(Website and app data records)

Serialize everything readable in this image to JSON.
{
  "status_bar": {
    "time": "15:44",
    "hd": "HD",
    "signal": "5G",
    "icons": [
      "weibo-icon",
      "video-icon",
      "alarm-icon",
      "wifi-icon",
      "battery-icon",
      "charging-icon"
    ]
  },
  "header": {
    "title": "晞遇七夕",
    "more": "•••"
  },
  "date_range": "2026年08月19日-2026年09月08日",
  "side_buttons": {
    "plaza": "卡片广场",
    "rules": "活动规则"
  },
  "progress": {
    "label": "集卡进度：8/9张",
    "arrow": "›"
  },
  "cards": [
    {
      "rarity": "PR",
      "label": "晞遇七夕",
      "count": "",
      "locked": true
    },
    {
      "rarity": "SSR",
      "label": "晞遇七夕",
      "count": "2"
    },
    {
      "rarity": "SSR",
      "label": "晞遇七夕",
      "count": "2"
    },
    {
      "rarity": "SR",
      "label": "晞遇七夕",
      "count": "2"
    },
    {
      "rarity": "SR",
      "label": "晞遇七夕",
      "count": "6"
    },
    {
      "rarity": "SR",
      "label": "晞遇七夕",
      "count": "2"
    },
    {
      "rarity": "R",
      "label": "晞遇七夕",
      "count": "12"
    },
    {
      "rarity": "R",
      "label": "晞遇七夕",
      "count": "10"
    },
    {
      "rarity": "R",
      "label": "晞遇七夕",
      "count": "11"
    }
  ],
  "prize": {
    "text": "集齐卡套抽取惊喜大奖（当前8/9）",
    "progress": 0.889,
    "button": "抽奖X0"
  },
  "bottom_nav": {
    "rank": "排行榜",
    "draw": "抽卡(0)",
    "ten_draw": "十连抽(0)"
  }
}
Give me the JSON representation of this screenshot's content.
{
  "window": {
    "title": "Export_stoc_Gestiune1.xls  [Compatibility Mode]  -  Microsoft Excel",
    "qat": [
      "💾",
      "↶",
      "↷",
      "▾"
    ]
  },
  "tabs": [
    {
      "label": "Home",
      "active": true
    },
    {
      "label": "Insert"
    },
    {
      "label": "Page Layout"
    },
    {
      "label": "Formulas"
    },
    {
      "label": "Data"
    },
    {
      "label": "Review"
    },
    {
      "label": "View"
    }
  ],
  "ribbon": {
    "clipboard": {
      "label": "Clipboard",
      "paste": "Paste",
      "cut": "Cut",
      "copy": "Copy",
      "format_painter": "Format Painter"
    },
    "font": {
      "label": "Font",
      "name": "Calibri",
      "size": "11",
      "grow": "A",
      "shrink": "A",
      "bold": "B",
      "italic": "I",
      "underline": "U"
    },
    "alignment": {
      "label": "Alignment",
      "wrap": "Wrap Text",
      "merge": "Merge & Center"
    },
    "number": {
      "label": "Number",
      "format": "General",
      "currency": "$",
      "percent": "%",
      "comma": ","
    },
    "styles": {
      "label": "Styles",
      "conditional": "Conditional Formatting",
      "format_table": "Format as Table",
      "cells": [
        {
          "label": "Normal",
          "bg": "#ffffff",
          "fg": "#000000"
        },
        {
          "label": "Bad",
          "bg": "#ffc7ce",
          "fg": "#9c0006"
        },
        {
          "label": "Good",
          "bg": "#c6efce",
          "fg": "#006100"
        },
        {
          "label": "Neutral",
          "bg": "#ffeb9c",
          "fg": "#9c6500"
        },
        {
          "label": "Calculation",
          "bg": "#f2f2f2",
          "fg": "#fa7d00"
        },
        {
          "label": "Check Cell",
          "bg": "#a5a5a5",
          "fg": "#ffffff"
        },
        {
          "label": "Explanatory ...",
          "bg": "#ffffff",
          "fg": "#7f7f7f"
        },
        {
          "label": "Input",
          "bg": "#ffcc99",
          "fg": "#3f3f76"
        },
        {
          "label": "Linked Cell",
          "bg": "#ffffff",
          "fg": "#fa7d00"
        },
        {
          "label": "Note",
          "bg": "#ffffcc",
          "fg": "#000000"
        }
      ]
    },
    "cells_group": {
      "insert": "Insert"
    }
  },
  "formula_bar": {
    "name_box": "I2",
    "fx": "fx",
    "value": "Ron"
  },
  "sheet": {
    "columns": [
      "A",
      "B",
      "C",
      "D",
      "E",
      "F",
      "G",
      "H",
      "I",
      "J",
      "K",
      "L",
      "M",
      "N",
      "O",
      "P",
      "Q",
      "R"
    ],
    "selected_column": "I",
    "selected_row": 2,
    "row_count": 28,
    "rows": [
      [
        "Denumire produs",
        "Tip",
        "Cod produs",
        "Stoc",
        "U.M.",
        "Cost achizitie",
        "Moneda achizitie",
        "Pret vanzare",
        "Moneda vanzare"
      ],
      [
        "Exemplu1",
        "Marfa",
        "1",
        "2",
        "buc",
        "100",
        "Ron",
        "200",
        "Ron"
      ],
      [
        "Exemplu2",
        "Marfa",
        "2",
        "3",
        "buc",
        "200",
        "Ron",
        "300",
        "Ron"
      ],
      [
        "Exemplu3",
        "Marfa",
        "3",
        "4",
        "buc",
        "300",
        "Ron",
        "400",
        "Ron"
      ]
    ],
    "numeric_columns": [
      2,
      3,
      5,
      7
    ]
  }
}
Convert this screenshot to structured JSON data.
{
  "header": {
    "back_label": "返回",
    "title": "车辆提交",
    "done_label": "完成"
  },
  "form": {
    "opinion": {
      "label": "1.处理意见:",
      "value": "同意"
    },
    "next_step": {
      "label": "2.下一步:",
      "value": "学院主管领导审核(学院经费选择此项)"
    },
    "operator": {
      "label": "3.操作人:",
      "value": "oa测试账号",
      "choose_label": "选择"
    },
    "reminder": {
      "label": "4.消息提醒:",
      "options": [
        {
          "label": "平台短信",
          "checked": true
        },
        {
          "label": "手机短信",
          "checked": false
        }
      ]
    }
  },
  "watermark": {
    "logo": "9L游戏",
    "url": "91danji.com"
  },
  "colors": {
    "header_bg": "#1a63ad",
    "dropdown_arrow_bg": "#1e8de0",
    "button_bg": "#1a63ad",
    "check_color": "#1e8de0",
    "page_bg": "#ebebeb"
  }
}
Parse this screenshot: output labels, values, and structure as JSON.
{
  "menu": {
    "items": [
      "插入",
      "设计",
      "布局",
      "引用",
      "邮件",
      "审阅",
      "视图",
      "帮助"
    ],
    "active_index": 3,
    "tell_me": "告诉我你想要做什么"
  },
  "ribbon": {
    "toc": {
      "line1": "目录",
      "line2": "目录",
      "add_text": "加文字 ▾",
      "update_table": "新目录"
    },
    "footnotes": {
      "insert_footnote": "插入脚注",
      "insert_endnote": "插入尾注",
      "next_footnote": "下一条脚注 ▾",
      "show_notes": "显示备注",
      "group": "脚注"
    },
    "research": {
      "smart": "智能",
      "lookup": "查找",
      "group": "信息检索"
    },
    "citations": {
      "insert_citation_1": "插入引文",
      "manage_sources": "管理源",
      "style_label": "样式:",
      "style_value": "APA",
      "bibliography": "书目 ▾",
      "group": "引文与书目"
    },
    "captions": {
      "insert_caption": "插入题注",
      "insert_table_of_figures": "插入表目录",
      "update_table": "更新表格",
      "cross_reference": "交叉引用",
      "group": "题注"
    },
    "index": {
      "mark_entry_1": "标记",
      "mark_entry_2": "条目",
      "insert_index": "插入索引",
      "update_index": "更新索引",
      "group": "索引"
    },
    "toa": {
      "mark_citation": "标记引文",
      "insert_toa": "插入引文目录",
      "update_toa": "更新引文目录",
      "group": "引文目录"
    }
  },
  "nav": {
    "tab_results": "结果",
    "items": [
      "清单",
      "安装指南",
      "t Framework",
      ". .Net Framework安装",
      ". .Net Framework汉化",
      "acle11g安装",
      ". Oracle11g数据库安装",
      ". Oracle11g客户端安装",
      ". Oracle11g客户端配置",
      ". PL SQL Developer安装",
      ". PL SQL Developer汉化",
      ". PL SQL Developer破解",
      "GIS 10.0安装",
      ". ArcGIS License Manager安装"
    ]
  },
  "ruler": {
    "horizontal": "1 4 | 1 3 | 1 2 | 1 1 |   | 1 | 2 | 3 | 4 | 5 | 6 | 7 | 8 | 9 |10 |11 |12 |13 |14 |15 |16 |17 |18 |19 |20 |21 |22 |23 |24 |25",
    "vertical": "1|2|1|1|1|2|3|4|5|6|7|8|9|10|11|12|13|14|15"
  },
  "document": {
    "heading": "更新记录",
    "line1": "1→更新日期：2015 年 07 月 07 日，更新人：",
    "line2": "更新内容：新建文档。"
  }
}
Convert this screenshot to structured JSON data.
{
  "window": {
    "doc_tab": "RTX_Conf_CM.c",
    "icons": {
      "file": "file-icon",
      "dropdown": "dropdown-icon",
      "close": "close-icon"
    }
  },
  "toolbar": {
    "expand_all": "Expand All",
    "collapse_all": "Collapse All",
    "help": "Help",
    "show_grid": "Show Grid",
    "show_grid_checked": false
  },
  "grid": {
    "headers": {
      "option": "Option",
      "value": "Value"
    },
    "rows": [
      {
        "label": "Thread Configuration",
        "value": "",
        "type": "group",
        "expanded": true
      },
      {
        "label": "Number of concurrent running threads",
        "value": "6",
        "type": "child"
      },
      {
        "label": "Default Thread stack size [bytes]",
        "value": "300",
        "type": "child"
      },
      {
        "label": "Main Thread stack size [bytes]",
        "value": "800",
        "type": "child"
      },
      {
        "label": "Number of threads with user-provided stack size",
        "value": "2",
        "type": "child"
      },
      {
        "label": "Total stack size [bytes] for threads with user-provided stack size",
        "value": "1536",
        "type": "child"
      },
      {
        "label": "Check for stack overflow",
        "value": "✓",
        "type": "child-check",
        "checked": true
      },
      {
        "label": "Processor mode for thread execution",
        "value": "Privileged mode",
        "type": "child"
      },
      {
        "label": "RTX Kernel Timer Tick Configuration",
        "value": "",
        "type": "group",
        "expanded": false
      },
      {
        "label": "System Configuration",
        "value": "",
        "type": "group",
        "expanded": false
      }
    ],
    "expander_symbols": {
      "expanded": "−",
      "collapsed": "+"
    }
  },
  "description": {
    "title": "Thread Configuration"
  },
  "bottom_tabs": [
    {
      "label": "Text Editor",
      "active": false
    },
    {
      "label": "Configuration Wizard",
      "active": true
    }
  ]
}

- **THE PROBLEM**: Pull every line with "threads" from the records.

- **RESPONSE**:
        "label": "Number of concurrent running threads",
        "label": "Number of threads with user-provided stack size",
        "label": "Total stack size [bytes] for threads with user-provided stack size",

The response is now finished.